**Task statement:** Exactly as written, print out each entry in the data, with no pictures.

**Data records:**
|---|
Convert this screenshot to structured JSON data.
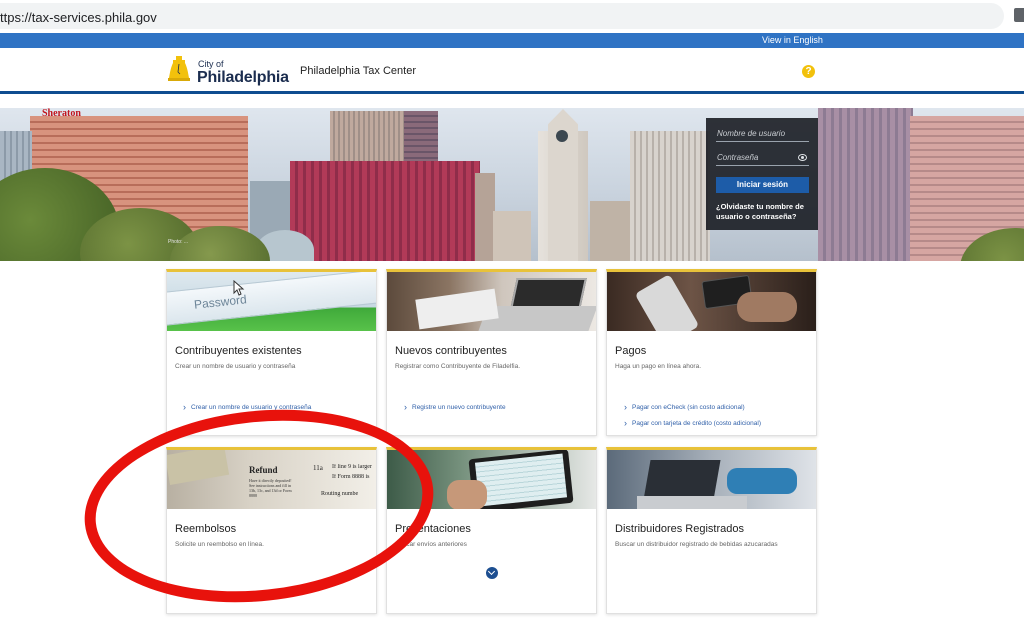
{
  "browser": {
    "url": "ttps://tax-services.phila.gov"
  },
  "top_strip": {
    "language_link": "View in English"
  },
  "header": {
    "logo_city": "City of",
    "logo_name": "Philadelphia",
    "site_title": "Philadelphia Tax Center",
    "help_symbol": "?"
  },
  "hero": {
    "photo_credit": "Photo: ..."
  },
  "login": {
    "username_placeholder": "Nombre de usuario",
    "password_placeholder": "Contraseña",
    "submit_label": "Iniciar sesión",
    "forgot_text": "¿Olvidaste tu nombre de usuario o contraseña?"
  },
  "cards": [
    {
      "title": "Contribuyentes existentes",
      "description": "Crear un nombre de usuario y contraseña",
      "links": [
        "Crear un nombre de usuario y contraseña"
      ]
    },
    {
      "title": "Nuevos contribuyentes",
      "description": "Registrar como Contribuyente de Filadelfia.",
      "links": [
        "Registre un nuevo contribuyente"
      ]
    },
    {
      "title": "Pagos",
      "description": "Haga un pago en línea ahora.",
      "links": [
        "Pagar con eCheck (sin costo adicional)",
        "Pagar con tarjeta de crédito (costo adicional)"
      ]
    },
    {
      "title": "Reembolsos",
      "description": "Solicite un reembolso en línea.",
      "image_text": {
        "heading": "Refund",
        "line_no": "11a",
        "line1": "If line 9 is larger",
        "line2": "If Form 8888 is",
        "routing": "Routing numbe",
        "note": "Have it directly deposited! See instructions and fill in 13b, 13c, and 13d or Form 8888"
      },
      "links": []
    },
    {
      "title": "Presentaciones",
      "description": "Buscar envíos anteriores",
      "links": []
    },
    {
      "title": "Distribuidores Registrados",
      "description": "Buscar un distribuidor registrado de bebidas azucaradas",
      "links": []
    }
  ],
  "card1_image_text": "Password",
  "hero_sign": "Sheraton",
  "colors": {
    "accent_blue": "#2f73c4",
    "header_rule": "#0f4d90",
    "card_border": "#e8c23a",
    "highlight": "#e8120c"
  }
}
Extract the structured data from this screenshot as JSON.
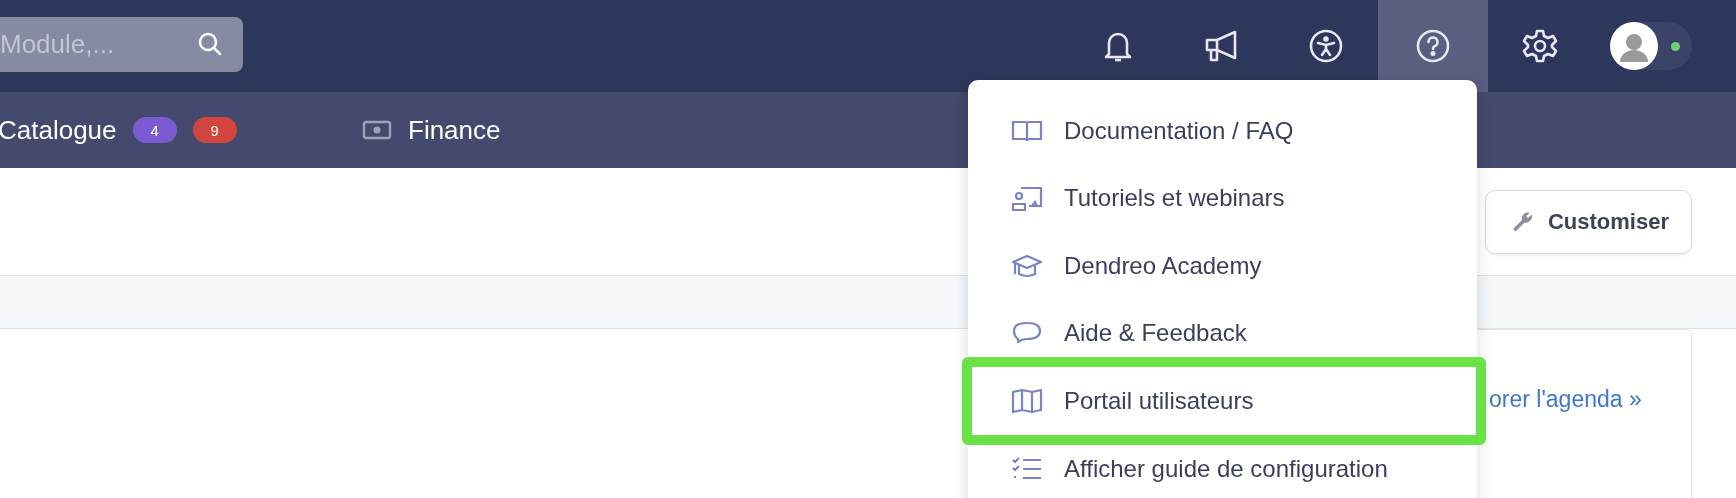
{
  "search": {
    "placeholder": "Module,..."
  },
  "top_icons": [
    {
      "kind": "bell",
      "selected": false
    },
    {
      "kind": "megaphone",
      "selected": false
    },
    {
      "kind": "accessibility",
      "selected": false
    },
    {
      "kind": "help",
      "selected": true
    },
    {
      "kind": "settings",
      "selected": false
    }
  ],
  "user": {
    "online": true
  },
  "nav": [
    {
      "label": "Catalogue",
      "kind": "badges",
      "badges": [
        {
          "text": "4",
          "color": "#7a5bd1"
        },
        {
          "text": "9",
          "color": "#d2453f"
        }
      ]
    },
    {
      "label": "Finance",
      "kind": "money"
    }
  ],
  "customise_button": "Customiser",
  "agenda_link": "orer l'agenda »",
  "help_menu": [
    {
      "label": "Documentation / FAQ",
      "kind": "book",
      "outlined": false
    },
    {
      "label": "Tutoriels et webinars",
      "kind": "presenter",
      "outlined": false
    },
    {
      "label": "Dendreo Academy",
      "kind": "cap",
      "outlined": false
    },
    {
      "label": "Aide & Feedback",
      "kind": "chat",
      "outlined": false
    },
    {
      "label": "Portail utilisateurs",
      "kind": "map",
      "outlined": true
    },
    {
      "label": "Afficher guide de configuration",
      "kind": "checklist",
      "outlined": false
    }
  ]
}
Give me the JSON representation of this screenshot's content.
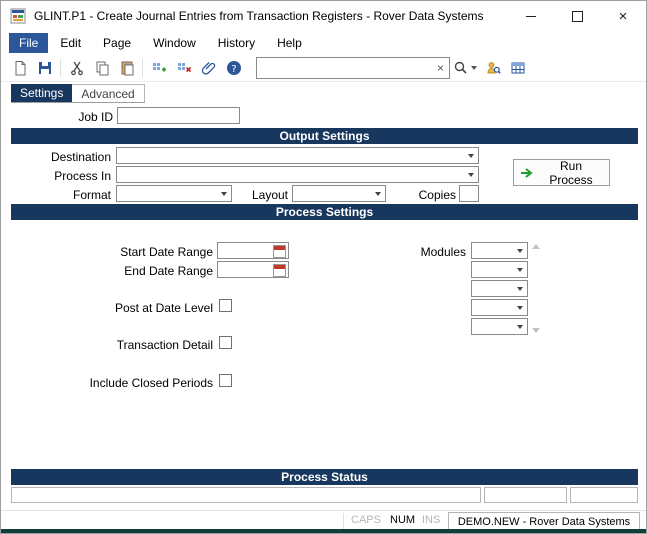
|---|
**Task output:**
Convert this screenshot to structured JSON data.
{
  "browser": {
    "url": "ttps://tax-services.phila.gov"
  },
  "top_strip": {
    "language_link": "View in English"
  },
  "header": {
    "logo_city": "City of",
    "logo_name": "Philadelphia",
    "site_title": "Philadelphia Tax Center",
    "help_symbol": "?"
  },
  "hero": {
    "photo_credit": "Photo: ..."
  },
  "login": {
    "username_placeholder": "Nombre de usuario",
    "password_placeholder": "Contraseña",
    "submit_label": "Iniciar sesión",
    "forgot_text": "¿Olvidaste tu nombre de usuario o contraseña?"
  },
  "cards": [
    {
      "title": "Contribuyentes existentes",
      "description": "Crear un nombre de usuario y contraseña",
      "links": [
        "Crear un nombre de usuario y contraseña"
      ]
    },
    {
      "title": "Nuevos contribuyentes",
      "description": "Registrar como Contribuyente de Filadelfia.",
      "links": [
        "Registre un nuevo contribuyente"
      ]
    },
    {
      "title": "Pagos",
      "description": "Haga un pago en línea ahora.",
      "links": [
        "Pagar con eCheck (sin costo adicional)",
        "Pagar con tarjeta de crédito (costo adicional)"
      ]
    },
    {
      "title": "Reembolsos",
      "description": "Solicite un reembolso en línea.",
      "image_text": {
        "heading": "Refund",
        "line_no": "11a",
        "line1": "If line 9 is larger",
        "line2": "If Form 8888 is",
        "routing": "Routing numbe",
        "note": "Have it directly deposited! See instructions and fill in 13b, 13c, and 13d or Form 8888"
      },
      "links": []
    },
    {
      "title": "Presentaciones",
      "description": "Buscar envíos anteriores",
      "links": []
    },
    {
      "title": "Distribuidores Registrados",
      "description": "Buscar un distribuidor registrado de bebidas azucaradas",
      "links": []
    }
  ],
  "card1_image_text": "Password",
  "hero_sign": "Sheraton",
  "colors": {
    "accent_blue": "#2f73c4",
    "header_rule": "#0f4d90",
    "card_border": "#e8c23a",
    "highlight": "#e8120c"
  }
}
Extract the structured data from this screenshot as JSON.
{
  "search": {
    "placeholder": "Module,..."
  },
  "top_icons": [
    {
      "kind": "bell",
      "selected": false
    },
    {
      "kind": "megaphone",
      "selected": false
    },
    {
      "kind": "accessibility",
      "selected": false
    },
    {
      "kind": "help",
      "selected": true
    },
    {
      "kind": "settings",
      "selected": false
    }
  ],
  "user": {
    "online": true
  },
  "nav": [
    {
      "label": "Catalogue",
      "kind": "badges",
      "badges": [
        {
          "text": "4",
          "color": "#7a5bd1"
        },
        {
          "text": "9",
          "color": "#d2453f"
        }
      ]
    },
    {
      "label": "Finance",
      "kind": "money"
    }
  ],
  "customise_button": "Customiser",
  "agenda_link": "orer l'agenda »",
  "help_menu": [
    {
      "label": "Documentation / FAQ",
      "kind": "book",
      "outlined": false
    },
    {
      "label": "Tutoriels et webinars",
      "kind": "presenter",
      "outlined": false
    },
    {
      "label": "Dendreo Academy",
      "kind": "cap",
      "outlined": false
    },
    {
      "label": "Aide & Feedback",
      "kind": "chat",
      "outlined": false
    },
    {
      "label": "Portail utilisateurs",
      "kind": "map",
      "outlined": true
    },
    {
      "label": "Afficher guide de configuration",
      "kind": "checklist",
      "outlined": false
    }
  ]
}
Give me the JSON representation of this screenshot's content.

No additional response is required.